The second half of the day took us to Esperanza Elementary School, just a few miles away from Politi. Los Angeles Audubon’s own Brad Rumble, former principal of Leo Politi, is currently at the helm at Esperanza. He has similar ambitions for his new job site that he did at Politi; i.e. to create more native habitat on campus. This was especially applicable to the mission of our workshops, as the majority of our participants teach at schools where most open spaces on campus are covered in concrete and asphalt. Brad generously took the time to come in on a Saturday and talk to the group about his vision, and the nuts and bolts of such an undertaking. It was encouraging to see that in spite of the fact that Esperanza is still in a “state of hardscape”, small plantings of native plants have been done, and lo and behold, pollinating bees and butterflies were flitting about. 

TeacherFellowship Esperanza web

Esperanza Elementary principal, Brad Rumble, and Teacher Fellows discuss the challenges and benefits to bringing nature to LAUSD’s heavily paved campuses. | Photo by Stacey Vigallon

For our final meeting and farewell to the group, we returned to the Baldwin Hills Scenic Overlook. Each of our participants made a presentation of what they were doing on their campus as a direct result of being a part of the Fellowship. It was fascinating to see how the teachers had taken our lesson ideas and things that they had learned during their Saturdays with Audubon and implemented them in such a way that they correlated with State Standards for Science, Writing and History. The positive effects of trading ideas, working with other educators and the resulting camaraderie turned out to be a huge part of the endeavor. Many of our participants stated that they often felt isolated in their efforts to bring nature education to their students. This Fellowship provided them with the chance to trade ideas and to support each other in bringing their students to more awareness of nature and the outdoors. In their final essays and evaluation surveys, from which many of the above quotes were taken, we saw over and over again that all truly enjoyed the idea of working together with like-minded individuals. One essay said in part “The direct sensory experience with the subject and materials has led us into a deeper understanding of the curriculum and allowed us to make meaningful connections with science and art. I am glad to have had the opportunity to work collaboratively with other educators and create child centered, meaningful art and science experiences. The spark of imagination begins the moment we experience the wonder of nature”.

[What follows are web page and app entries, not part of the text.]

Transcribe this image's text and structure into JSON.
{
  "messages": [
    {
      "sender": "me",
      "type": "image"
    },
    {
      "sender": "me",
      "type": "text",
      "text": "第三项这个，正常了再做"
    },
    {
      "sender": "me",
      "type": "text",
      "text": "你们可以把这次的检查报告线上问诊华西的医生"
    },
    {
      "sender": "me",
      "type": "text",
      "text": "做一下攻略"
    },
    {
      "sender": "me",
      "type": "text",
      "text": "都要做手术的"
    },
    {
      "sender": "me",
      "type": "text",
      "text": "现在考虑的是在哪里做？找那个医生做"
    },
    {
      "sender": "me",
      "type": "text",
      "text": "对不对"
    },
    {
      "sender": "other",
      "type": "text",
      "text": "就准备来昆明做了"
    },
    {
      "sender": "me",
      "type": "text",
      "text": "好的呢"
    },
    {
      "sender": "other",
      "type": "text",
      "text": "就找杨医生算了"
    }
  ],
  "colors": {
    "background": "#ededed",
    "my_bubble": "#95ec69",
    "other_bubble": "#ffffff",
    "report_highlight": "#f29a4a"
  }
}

Needless to say, we were extremely pleased with the outcome of the Fellowship. It was a learning experience for all, including those of us who developed and facilitated the program. The conclusion was bittersweet, as we came to look forward to the Saturday sessions and will miss getting together with this group. A summer field trip to Audubon’s Starr Ranch is in the works, and it is hoped that will be a chance to reunite the ten teachers involved in this pilot program. Each has also enthusiastically agreed to be a guest mentor if we are able to secure grant money for a Fellowship in 2015-2016. Watch your Tanager issues for an update! Also, a sincere thank you is in order to the Boeing Company and to LAAS for their support of this successful project.


Western Tanager Vol. 81 No. 6 July August 2015 (PDF)